- Ratatouille: Lost for words
Ratatouille is one of the most overlooked Pixar animations, but is up there with the studio’s best. Following Remy the rat, who can cook the finest food Paris has seen, who teams up with the hapless Chef Linguini who shares that dream, you’d expect the big emotional payoff of the movie to be with either of these two. Strangely, it’s with a character we barely know, and who appears late in the movie; the food critic Anton Ego, voiced by none other than Peter O’Toole. The instant he bites into Remy and Linguini’s ratatouille dish, he is immediately taken back to a dear childhood memory. The sequence, and his following speech, stand out as almost a standalone viginette from the main picture; it’s a testament to Pixar that experimentation can produce the most emotionally resonant results.
- Toy Story 3: Hell
As if Toy Story 3 didn’t pay off fifteen years of build-up brilliantly enough with its enormously moving final ‘goodbye’ scene, it also tore us a new one with one of the most tense scenes of the past few years. When Woody, Buzz and friends are trapped in a furnace at a rubbish dump (which looks pretty similar to a place that begins with a capital H), they seem to be heading toward their imminent doom. Woody tries to get out, telling the others there’s still hope; Buzz extends his plastic astronaut hand to Woody, inviting him to accept his fate with the others. Closing his porcelain eyes, our favourite animated cowboy toy embraces death; this audacity from Pixar is what really elevates the studio above other animation houses, even Studio Ghibli. Mercifully, the heroes do escape thanks to one of the most applause-worthy deus ex machinas ever – but the scene will stay with you.
1. Up: Life flashing before our eyes

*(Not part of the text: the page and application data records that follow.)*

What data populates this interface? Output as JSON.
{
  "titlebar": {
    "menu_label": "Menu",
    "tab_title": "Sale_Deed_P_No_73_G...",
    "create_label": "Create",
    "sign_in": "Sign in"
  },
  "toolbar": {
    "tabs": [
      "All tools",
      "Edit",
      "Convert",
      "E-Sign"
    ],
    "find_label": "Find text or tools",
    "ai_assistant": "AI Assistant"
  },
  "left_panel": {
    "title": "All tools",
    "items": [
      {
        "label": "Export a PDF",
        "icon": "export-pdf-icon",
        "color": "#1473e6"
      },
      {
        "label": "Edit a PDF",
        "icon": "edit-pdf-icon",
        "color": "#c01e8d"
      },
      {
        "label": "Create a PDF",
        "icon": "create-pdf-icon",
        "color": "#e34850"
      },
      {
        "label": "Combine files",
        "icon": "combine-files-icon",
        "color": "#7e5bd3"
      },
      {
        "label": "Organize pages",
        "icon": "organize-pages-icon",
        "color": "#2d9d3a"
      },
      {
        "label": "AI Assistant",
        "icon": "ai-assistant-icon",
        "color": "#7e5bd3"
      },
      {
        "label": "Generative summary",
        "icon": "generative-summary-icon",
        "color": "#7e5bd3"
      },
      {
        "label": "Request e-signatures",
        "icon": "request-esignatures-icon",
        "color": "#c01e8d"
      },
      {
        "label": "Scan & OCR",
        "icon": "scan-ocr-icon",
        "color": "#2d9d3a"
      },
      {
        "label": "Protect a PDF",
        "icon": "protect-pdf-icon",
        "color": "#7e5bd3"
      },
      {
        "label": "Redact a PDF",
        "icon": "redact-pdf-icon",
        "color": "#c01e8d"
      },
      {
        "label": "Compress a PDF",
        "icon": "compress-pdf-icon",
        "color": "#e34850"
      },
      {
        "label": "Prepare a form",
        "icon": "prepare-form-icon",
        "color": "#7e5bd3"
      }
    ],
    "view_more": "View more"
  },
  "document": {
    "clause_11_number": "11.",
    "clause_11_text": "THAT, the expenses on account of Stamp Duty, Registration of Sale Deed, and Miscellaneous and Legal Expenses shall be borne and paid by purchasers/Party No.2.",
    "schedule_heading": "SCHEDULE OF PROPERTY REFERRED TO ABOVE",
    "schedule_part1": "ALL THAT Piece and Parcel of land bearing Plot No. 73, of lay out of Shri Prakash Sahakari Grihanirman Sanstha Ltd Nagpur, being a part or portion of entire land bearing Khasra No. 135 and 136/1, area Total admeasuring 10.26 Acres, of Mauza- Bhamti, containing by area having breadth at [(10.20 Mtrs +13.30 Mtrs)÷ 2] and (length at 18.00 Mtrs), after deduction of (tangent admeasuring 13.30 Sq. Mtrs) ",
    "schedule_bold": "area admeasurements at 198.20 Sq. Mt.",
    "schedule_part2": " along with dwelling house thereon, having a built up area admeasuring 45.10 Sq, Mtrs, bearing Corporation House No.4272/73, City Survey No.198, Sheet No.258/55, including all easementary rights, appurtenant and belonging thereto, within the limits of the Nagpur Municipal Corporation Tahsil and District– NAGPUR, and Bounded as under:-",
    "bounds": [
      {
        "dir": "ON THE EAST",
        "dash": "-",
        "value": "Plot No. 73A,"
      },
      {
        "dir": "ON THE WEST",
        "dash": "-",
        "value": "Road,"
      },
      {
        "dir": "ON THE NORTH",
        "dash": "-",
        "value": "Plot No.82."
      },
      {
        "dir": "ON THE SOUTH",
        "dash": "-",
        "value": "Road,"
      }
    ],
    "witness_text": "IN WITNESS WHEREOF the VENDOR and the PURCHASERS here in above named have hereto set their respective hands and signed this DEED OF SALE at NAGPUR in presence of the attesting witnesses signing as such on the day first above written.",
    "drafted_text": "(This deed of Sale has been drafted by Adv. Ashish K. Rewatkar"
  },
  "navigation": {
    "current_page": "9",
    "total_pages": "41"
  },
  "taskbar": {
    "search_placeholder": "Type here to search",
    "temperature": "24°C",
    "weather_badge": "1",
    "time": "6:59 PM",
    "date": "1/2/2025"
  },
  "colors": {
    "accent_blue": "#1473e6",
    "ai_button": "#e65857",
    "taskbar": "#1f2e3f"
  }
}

Like it was going to be anything else. The opening 10 minutes of Up were the final clause in the sentence, the cap on anyone still doubting Pixar’s mastery of animation. It remains an extraordinary example of what can be achieved with the form; in only a few fleeting moments, we watch Carl and Ellie Fredrickson meet, fall in love, get married, buy a house, start saving for their dream holiday, plan to have children / realise they can’t, use dream holiday money to pay for everyday things, enjoy later life with each other, and yet, keep planning to get away from it all. It’s so pertinent, so emotional, because it reminds us of all the dreams we have that we keep putting on hold. If every movie started like Up, the cinemas would be filled night and day.